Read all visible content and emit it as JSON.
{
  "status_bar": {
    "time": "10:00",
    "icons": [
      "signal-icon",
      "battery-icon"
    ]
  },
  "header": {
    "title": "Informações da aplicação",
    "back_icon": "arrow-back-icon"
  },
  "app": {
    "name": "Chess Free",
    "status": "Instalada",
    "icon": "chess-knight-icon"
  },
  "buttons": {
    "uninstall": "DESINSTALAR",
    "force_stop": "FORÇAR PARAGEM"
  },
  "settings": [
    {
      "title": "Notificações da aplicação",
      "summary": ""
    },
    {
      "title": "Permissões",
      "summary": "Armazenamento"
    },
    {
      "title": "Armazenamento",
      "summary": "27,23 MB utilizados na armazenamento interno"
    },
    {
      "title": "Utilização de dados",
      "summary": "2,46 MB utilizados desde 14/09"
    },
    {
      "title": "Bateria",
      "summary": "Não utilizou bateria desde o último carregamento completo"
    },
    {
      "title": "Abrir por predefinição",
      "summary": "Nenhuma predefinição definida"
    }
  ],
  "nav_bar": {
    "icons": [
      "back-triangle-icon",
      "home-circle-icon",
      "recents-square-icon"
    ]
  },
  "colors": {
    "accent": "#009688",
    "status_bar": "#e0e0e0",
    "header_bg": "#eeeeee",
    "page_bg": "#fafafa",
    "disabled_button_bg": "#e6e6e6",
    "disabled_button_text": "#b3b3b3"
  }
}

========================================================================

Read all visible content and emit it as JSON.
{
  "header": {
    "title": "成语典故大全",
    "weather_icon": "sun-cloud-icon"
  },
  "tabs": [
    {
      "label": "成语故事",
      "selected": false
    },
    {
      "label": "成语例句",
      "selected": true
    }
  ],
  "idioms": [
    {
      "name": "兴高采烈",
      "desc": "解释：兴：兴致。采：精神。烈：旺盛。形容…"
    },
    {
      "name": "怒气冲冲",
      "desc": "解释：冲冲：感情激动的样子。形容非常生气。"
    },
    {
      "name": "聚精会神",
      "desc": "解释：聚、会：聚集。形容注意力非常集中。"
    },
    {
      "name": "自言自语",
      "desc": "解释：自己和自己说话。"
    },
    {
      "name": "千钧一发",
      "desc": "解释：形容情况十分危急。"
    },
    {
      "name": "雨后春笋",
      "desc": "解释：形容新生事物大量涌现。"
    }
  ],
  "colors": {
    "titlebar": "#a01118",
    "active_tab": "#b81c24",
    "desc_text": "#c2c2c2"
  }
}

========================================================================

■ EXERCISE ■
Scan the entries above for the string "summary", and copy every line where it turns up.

■ THE COMPLETED TASK ■
      "summary": ""
      "summary": "Armazenamento"
      "summary": "27,23 MB utilizados na armazenamento interno"
      "summary": "2,46 MB utilizados desde 14/09"
      "summary": "Não utilizou bateria desde o último carregamento completo"
      "summary": "Nenhuma predefinição definida"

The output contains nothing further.